This blog post, from a woman preparing to leave her abusive husband (it stops abruptly in 2011 - hopefully because she didn’t need it anymore? :/) really gave me a lot to think about. She says when she tries to tell other people about her husband’s behavior, they try to ascribe logic to his actions. Because a normal person would never be anywhere near as angry or violent without some type of good reason, they assume something major must have set him off. They assume she did something wrong, that there’s some rational explanation for his behavior. Rather than assuming that a man is abusive and that his wife might need help, they assume that the woman is lying. All of our expectations about how people will behave are set up to make it easy for an abuser to continue to get away with it, unless they fit an extremely narrow set of assumptions, and to make it extremely difficult for the victim to get help.
I don’t think this is JUST because we’re all so socialized to believe that women are deceitful harpies. I think it’s also wishful thinking on the listener’s part. People want to pretend that they don’t live in a world where a guy they know and like might be beating his wife. They try to preserve this fantasy - sometimes for their own sense of safety: if this guy who seems really nice to me is a violent abuser, then I could end up with a violent abuser. It’s easier to go through life thinking that his wife is lying or exaggerating or misinterpreting his actions.

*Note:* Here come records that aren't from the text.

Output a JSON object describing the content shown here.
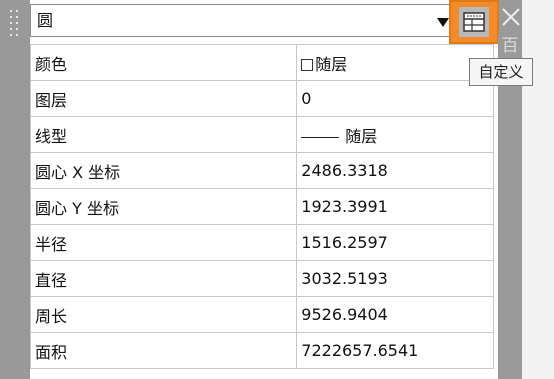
{
  "dropdown": {
    "selected": "圆"
  },
  "toolbar": {
    "customize_tooltip": "自定义"
  },
  "properties": [
    {
      "label": "颜色",
      "value": "随层"
    },
    {
      "label": "图层",
      "value": "0"
    },
    {
      "label": "线型",
      "value": "随层"
    },
    {
      "label": "圆心 X 坐标",
      "value": "2486.3318"
    },
    {
      "label": "圆心 Y 坐标",
      "value": "1923.3991"
    },
    {
      "label": "半径",
      "value": "1516.2597"
    },
    {
      "label": "直径",
      "value": "3032.5193"
    },
    {
      "label": "周长",
      "value": "9526.9404"
    },
    {
      "label": "面积",
      "value": "7222657.6541"
    }
  ],
  "side_strip": {
    "glyph": "百"
  },
  "icons": [
    "grip-icon",
    "dropdown-arrow-icon",
    "customize-icon",
    "close-icon",
    "color-swatch-icon",
    "linetype-sample-icon"
  ],
  "colors": {
    "highlight": "#f28c2a",
    "panel_bg": "#ffffff",
    "chrome_bg": "#9a9a9a",
    "grid_line": "#c8c8c8"
  }
}
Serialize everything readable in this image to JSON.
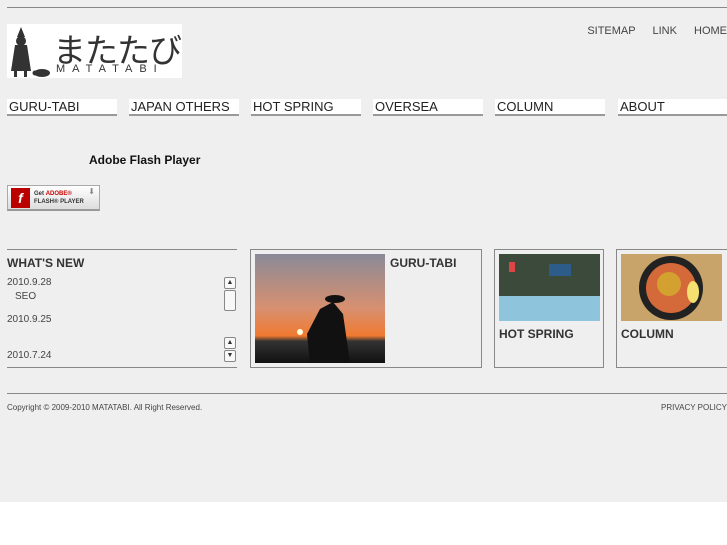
{
  "logo": {
    "jp": "またたび",
    "en": "MATATABI"
  },
  "top_links": [
    "SITEMAP",
    "LINK",
    "HOME"
  ],
  "nav": [
    "GURU-TABI",
    "JAPAN OTHERS",
    "HOT SPRING",
    "OVERSEA",
    "COLUMN",
    "ABOUT"
  ],
  "flash": {
    "title": "Adobe Flash Player",
    "badge_get": "Get",
    "badge_adobe": "ADOBE®",
    "badge_player": "FLASH® PLAYER"
  },
  "news": {
    "title": "WHAT'S NEW",
    "items": [
      {
        "date": "2010.9.28",
        "text": "SEO"
      },
      {
        "date": "2010.9.25",
        "text": ""
      },
      {
        "date": "2010.7.24",
        "text": ""
      }
    ]
  },
  "cards": [
    {
      "label": "GURU-TABI"
    },
    {
      "label": "HOT SPRING"
    },
    {
      "label": "COLUMN"
    }
  ],
  "footer": {
    "copyright": "Copyright © 2009-2010 MATATABI. All Right Reserved.",
    "privacy": "PRIVACY POLICY"
  }
}
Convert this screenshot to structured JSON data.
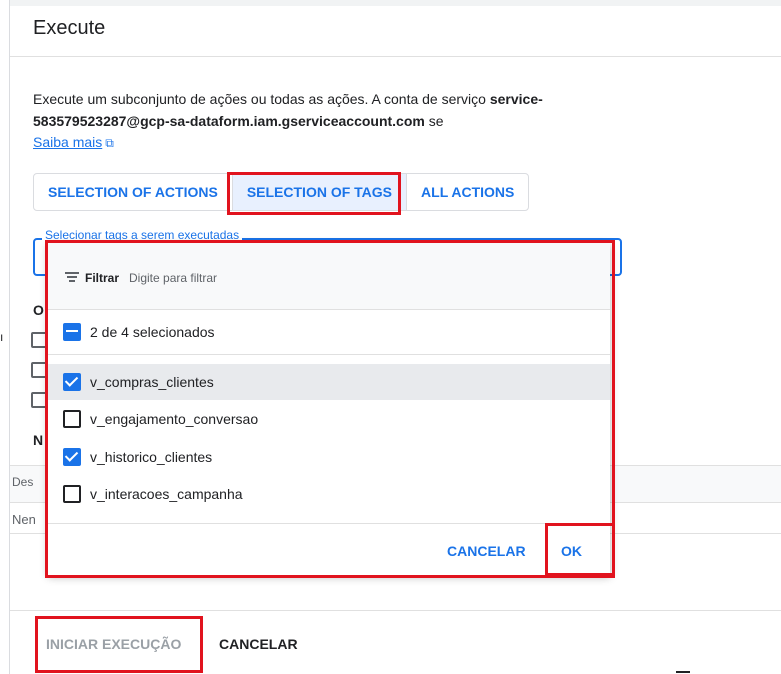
{
  "dialog": {
    "title": "Execute",
    "description_line1_prefix": "Execute um subconjunto de ações ou todas as ações. A conta de serviço ",
    "description_line1_bold": "service-",
    "description_line2_bold": "583579523287@gcp-sa-dataform.iam.gserviceaccount.com",
    "description_line2_suffix": " se",
    "learn_more": "Saiba mais",
    "learn_more_icon": "external-link-icon"
  },
  "tabs": [
    {
      "label": "SELECTION OF ACTIONS"
    },
    {
      "label": "SELECTION OF TAGS"
    },
    {
      "label": "ALL ACTIONS"
    }
  ],
  "tag_field": {
    "label": "Selecionar tags a serem executadas"
  },
  "background": {
    "options_initial": "O",
    "ne_initial": "N",
    "table_header": "Des",
    "table_empty": "Nen",
    "left_mark": "ı"
  },
  "dropdown": {
    "filter_label": "Filtrar",
    "filter_placeholder": "Digite para filtrar",
    "summary": "2 de 4 selecionados",
    "options": [
      {
        "label": "v_compras_clientes",
        "checked": true
      },
      {
        "label": "v_engajamento_conversao",
        "checked": false
      },
      {
        "label": "v_historico_clientes",
        "checked": true
      },
      {
        "label": "v_interacoes_campanha",
        "checked": false
      }
    ],
    "cancel": "CANCELAR",
    "ok": "OK"
  },
  "footer": {
    "start": "INICIAR EXECUÇÃO",
    "cancel": "CANCELAR"
  },
  "colors": {
    "accent": "#1a73e8",
    "highlight": "#e1131e"
  }
}
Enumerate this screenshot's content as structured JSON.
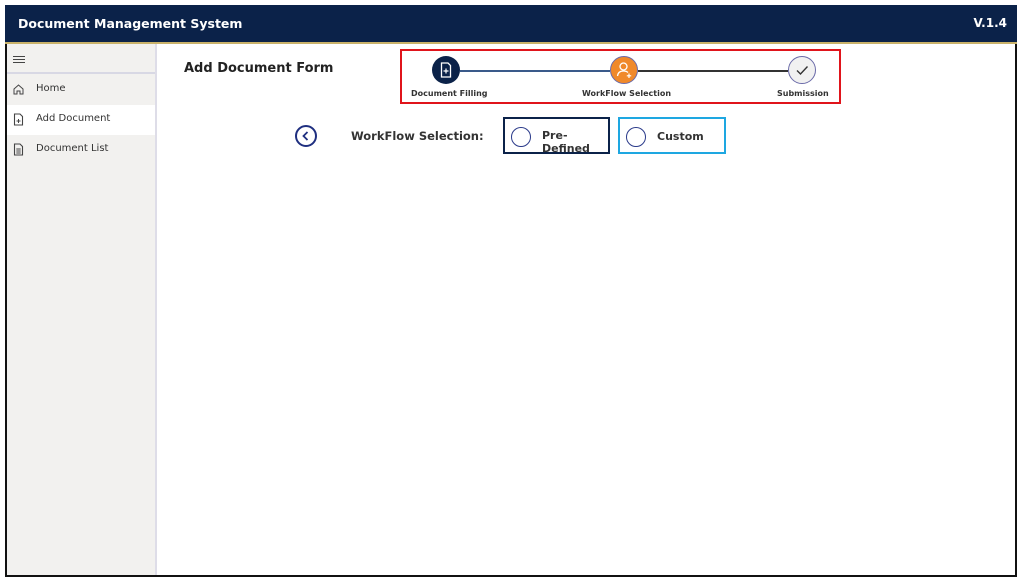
{
  "header": {
    "title": "Document Management System",
    "version": "V.1.4"
  },
  "sidebar": {
    "menu_icon": "hamburger-icon",
    "items": [
      {
        "label": "Home",
        "icon": "home-icon",
        "active": false
      },
      {
        "label": "Add Document",
        "icon": "document-add-icon",
        "active": true
      },
      {
        "label": "Document List",
        "icon": "document-list-icon",
        "active": false
      }
    ]
  },
  "page": {
    "title": "Add Document Form"
  },
  "stepper": {
    "steps": [
      {
        "label": "Document Filling",
        "icon": "document-add-icon",
        "state": "completed",
        "color": "#0b2249"
      },
      {
        "label": "WorkFlow Selection",
        "icon": "user-add-icon",
        "state": "current",
        "color": "#f0892a"
      },
      {
        "label": "Submission",
        "icon": "check-icon",
        "state": "pending",
        "color": "#f1f1f1"
      }
    ]
  },
  "workflow": {
    "label": "WorkFlow Selection:",
    "options": [
      {
        "label": "Pre-Defined",
        "selected": false,
        "border_color": "#0b2249"
      },
      {
        "label": "Custom",
        "selected": false,
        "border_color": "#1ea7e1"
      }
    ]
  },
  "colors": {
    "header_bg": "#0b2249",
    "accent_border": "#e0141b",
    "step_current": "#f0892a"
  }
}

PS apparently Why Does He Do That also deals with same-sex relationships, but possibly only in later additions? I haven’t been able to find excerpts, and the copies in the NYPL system have a whole bunch of holds on them (BUY MORE COPIES OF THIS BOOK, NYPL). I’d really like to see that. The author of the book (Lundy Bancroft, who is a man) has experience counseling men who commit DV, hence the focus on men.

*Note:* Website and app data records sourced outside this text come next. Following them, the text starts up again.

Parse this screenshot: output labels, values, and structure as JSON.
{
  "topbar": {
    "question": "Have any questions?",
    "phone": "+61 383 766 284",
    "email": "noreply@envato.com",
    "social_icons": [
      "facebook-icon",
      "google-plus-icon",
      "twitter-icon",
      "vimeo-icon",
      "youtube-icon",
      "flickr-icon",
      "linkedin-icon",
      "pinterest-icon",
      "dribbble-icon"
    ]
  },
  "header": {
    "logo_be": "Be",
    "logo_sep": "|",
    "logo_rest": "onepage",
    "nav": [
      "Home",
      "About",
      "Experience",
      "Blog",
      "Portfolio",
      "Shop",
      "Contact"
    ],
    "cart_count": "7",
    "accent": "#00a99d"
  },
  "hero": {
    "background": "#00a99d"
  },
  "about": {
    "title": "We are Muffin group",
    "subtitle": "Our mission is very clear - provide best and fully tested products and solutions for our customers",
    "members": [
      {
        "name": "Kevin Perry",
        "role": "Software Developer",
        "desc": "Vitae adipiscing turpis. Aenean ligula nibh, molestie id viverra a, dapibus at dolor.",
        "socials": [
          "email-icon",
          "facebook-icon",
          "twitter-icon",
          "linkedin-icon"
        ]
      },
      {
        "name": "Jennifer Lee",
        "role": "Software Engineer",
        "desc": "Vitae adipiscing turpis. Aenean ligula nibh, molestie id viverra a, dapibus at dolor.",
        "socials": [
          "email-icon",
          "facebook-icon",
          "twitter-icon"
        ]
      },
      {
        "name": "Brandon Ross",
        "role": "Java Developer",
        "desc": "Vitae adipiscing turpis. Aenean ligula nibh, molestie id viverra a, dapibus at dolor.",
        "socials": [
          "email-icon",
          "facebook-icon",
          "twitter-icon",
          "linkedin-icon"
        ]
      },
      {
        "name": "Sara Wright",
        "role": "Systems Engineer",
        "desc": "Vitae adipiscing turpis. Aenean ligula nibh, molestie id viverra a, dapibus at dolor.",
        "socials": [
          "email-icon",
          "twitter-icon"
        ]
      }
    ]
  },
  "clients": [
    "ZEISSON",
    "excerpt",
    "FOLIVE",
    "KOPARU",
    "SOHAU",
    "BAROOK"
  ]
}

Also, most if not all of the studies that claim women commit DV at equal rates as men are based on studies that did not look at scale or motivation of violence, and did not include violence that ended a relationship (either through death or otherwise) or violence committed by an ex after a relationship ended. So yeah… DV in heterosexual couples is overwhelmingly perpetrated by men against women.
I’ve gotten the impression that women commit emotional abuse (and child abuse) in more significant numbers than they commit serious types of domestic violence, but most pieces I’ve seen about abuse committed by women in heterosexual relationships have been MRA-types trying to use those extremely flawed studies to show that women commit DV at the same rate as men, so as far as I can tell that sort of thing combined with taboos about speaking out mean there’s not a lot of good discussion of emotionally abusive women. But maybe there’s still only a statistically insignificant proportion of abuse being committed by women? All the information about this stuff basically relies on self-reporting so it’s pretty difficult to get a clear picture, and once again I’m left with the extremely flawed picture painted by society.
Anyway that’s why I mostly just went with gendered pronouns for abuser and abused, because I’ve been thinking about the book and that’s who the book is mainly focused on.